Networking bridging on Mac OS X (Mavericks) with QEMU

Bridge diagram

QEMU's user-mode networking is sufficient for many of the networking requirements of a typical virtual machine (VM) but does have some shortcomings:

  1. The VM cannot have its own IP address. All network traffic to and from the VM goes through, and has the network address of, the host computer,
  2. Pinging from the VM doesn't work due to the nature of the network implementation,
  3. Inbound connections to the VM must be directed to the address of the host machine and then forwarded through to the VM by virtue of "hostfwd" parameters to the "-net user" option when QEMU is started, and
  4. Forwarded ports must be configured when QEMU is started. They cannot be changed except by restarting.

A solution to these problems is to use bridged networking instead of user-mode networking for connecting the VM to the network. The diagram to the right illustrates the principle.

The diagram shows a Mac mini connected to a physical network using en0. The box above the Mac mini in the diagram represents the networking configuration inside Mac OS X. Instead of the operating system talking directly to en0, it connects to en0 using a bridge. A bridge is a device which allows multiple network devices to intercommunicate. It is similar, but not the same as a hub. In this case the bridge is a virtual device and it can be created and configured via Mac OS X's Network Preferences pane.

QEMU, when it is run to instantiate a VM, creates a TAP device through which the VM sends and receives its network traffic. The TAP device is virtual and behaves similarly to an Ethernet interface with its own MAC address. The TAP device connects virtually to the bridge. The bridge allows traffic from the TAP device to be sent straight out to the physical network, and allows network packets from the physical network to be passed directly to the TAP device. This can all happen mostly without Mac OS X's involvement so that it seems that the VM is actually connected directly to the physical network itself, with its own MAC address and IP address.

Each QEMU/VM has its own TAP device and this is created and attached to (or associated with) the bridge when QEMU starts, and is destroyed when QEMU exits.

There are caveats with operating a VM with bridged-mode networking:

  1. QEMU must be started as the super-user (or administrator) like this: sudo qemu <parameters>,
  2. The virtual bridge device must be created via Mac OS X's Network Preferences pane before running QEMU. However, this only needs to be done once for all VMs and it persists across restarts of Mac OS X.

Creating the bridge device

Network preferences

The diagram shows the Network Preferences pane from System Preferences on Mac OS X. Instead of having a physical network device (en0) in the list of interfaces, we see bridge0 (circled). This is a virtual interface and we create it by first clicking the cog button on the bottom left of the pane (circled). We then select "Manage Virtual Interfaces...", add a "New Bridge...", associate it with en0 and give it a name.

This new interface takes the place of our physical interface in the preferences pane and we configure its address and other parameters just as we would for the physical interface.
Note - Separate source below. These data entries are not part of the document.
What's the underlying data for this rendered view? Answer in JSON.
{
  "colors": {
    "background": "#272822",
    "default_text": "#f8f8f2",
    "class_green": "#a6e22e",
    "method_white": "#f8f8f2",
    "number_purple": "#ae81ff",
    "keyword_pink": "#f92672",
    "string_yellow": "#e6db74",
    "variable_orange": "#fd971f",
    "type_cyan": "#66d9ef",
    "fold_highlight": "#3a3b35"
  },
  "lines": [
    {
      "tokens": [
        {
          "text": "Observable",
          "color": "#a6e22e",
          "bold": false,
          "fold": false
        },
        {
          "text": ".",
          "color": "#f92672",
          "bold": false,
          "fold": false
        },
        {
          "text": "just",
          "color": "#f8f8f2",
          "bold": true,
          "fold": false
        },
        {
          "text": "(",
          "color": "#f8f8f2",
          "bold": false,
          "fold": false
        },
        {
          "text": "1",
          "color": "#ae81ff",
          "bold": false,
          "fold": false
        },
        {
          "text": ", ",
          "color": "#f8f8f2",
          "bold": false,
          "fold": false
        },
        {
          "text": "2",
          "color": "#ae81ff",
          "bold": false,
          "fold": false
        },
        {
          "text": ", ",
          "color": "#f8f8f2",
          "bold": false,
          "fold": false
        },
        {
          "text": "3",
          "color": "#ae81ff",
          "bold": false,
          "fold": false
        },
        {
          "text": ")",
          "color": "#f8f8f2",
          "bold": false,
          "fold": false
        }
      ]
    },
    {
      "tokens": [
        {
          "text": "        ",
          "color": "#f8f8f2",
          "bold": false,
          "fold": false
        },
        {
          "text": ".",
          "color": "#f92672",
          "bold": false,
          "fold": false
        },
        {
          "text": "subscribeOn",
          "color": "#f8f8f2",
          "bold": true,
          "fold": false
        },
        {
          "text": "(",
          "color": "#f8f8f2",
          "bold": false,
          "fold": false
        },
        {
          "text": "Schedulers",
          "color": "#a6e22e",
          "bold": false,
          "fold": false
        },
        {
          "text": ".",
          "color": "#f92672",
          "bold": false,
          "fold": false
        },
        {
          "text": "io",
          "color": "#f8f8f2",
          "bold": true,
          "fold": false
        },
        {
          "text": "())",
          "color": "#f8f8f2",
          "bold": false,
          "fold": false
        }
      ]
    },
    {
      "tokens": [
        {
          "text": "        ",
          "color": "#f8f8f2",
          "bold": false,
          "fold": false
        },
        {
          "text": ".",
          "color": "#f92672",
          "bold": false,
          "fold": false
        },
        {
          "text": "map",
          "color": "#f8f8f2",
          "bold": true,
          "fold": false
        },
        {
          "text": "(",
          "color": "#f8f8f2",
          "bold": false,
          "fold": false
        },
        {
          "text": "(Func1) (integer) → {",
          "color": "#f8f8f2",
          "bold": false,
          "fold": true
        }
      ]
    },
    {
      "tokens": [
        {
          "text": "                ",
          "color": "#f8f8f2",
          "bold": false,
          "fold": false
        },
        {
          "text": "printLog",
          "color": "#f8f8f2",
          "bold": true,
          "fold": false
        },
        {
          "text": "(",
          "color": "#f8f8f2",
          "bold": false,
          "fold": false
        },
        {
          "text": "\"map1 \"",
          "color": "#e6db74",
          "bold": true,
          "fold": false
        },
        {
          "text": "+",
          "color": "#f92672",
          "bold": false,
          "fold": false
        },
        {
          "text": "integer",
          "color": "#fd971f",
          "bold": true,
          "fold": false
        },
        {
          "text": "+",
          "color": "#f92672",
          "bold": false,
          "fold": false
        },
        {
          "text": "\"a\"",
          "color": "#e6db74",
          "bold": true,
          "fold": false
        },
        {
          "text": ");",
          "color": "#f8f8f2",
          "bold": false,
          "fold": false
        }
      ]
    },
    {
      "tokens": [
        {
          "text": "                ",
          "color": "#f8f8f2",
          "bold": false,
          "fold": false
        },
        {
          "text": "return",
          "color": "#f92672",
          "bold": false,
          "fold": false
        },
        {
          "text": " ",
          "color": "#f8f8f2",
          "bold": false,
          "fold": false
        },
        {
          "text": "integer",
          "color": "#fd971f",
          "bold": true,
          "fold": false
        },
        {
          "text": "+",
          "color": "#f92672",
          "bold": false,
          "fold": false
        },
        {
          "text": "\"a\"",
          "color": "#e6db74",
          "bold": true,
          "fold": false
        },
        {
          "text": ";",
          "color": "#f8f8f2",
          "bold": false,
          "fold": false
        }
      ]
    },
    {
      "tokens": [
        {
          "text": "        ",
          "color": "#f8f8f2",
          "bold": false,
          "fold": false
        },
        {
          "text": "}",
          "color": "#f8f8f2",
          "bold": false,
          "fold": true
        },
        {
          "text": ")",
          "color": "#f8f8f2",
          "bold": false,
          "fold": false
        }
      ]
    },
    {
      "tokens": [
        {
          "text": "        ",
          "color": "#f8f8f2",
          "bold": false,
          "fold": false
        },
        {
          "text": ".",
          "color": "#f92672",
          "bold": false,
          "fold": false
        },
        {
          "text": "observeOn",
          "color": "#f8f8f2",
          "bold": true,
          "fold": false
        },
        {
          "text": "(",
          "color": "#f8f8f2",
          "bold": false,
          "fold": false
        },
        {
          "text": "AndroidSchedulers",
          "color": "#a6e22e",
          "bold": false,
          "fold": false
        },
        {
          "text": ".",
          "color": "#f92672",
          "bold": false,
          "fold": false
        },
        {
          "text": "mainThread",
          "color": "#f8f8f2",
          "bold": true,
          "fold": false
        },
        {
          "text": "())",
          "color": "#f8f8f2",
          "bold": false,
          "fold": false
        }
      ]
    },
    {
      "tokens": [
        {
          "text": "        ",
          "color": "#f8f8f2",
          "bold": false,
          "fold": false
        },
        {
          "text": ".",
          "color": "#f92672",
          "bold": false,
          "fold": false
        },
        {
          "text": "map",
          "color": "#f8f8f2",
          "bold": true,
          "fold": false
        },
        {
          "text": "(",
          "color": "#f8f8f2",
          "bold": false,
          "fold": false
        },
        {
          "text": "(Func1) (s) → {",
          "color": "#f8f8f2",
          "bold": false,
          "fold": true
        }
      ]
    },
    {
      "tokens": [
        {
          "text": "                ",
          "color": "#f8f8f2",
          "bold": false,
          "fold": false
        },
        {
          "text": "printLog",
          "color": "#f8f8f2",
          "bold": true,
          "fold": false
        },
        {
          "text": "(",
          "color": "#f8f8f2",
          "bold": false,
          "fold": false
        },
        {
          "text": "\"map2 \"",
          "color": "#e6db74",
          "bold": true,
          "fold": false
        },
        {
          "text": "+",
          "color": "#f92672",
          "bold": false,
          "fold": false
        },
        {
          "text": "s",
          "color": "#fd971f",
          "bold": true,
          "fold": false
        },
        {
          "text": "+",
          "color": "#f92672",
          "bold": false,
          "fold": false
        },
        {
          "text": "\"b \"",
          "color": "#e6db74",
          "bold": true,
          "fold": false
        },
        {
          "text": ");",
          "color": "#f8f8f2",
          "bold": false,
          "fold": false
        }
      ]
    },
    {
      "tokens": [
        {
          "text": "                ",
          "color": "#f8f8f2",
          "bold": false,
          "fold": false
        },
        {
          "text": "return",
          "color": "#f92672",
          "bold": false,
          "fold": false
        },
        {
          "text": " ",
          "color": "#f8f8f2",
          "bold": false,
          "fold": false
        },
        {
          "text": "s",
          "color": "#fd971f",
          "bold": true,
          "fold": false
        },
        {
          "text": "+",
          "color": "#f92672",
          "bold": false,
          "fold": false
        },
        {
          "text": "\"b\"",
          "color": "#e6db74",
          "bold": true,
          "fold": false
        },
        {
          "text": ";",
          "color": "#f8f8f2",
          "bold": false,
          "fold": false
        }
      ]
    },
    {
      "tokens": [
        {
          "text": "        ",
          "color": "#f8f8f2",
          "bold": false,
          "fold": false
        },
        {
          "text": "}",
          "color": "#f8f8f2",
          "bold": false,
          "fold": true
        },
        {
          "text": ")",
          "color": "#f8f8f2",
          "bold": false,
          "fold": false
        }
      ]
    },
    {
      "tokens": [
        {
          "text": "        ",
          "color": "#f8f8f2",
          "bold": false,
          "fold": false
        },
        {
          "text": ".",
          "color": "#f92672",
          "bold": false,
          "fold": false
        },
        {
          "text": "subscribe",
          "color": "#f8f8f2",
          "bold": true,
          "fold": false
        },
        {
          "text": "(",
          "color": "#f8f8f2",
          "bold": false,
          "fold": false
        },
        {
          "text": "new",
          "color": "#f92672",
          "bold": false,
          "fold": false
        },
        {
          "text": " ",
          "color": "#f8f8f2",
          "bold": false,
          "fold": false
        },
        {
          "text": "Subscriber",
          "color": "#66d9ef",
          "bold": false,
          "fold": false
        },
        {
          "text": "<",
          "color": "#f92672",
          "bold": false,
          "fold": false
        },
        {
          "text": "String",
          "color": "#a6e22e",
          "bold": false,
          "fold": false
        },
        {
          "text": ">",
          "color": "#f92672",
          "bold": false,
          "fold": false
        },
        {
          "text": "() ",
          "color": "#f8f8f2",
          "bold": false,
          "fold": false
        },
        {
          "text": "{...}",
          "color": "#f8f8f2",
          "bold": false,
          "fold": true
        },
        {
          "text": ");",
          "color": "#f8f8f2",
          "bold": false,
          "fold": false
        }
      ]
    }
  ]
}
Configuring QEMU

To start QEMU with bridging, something like this is what you need:

qemu-system-x86_64 \
-smp 2 \
-vnc :5 \
-m 1024 \
-drive file=disk.img,if=virtio \
-device virtio-balloon \
-boot c \
-net nic,model=virtio,macaddr=54:54:00:55:55:55 \
-net tap,script=../scripts/tap-up,downscript=../scripts/tap-down \

The -net lines are the relevant ones.

The first -net option configures the network device's type and MAC address. The MAC address is important here because this is the address the physical network sees for the VM. It must be set explicitly if you use more than one VM because it always defaults to 52:54:00:12:34:56 and having more than one network host with the same MAC address worketh poorly.

The second -net option creates the network interface on the host side as a TAP device. The script and downscript parameters assign scripts which are run after the TAP device is created by QEMU when it starts and before it is destroyed by QEMU when it exits. In our bridging case here, they attach the TAP device to the bridge and remove the TAP device from the bridge, respectively. See below for example scripts.

Once a VM is running, you can use the command ifconfig <bridge-device> to see how the bridge and TAP device(s) have been configured.


The following script, when provided as the script parameter to the -net bridge option, will attach the created TAP device to the bridge.

ifconfig $BRIDGEDEV addm $TAPDEV


The following script, when provided as the downscript parameter to the -net bridge option, will detach the created TAP device from the bridge.

ifconfig $BRIDGEDEV deletem $TAPDEV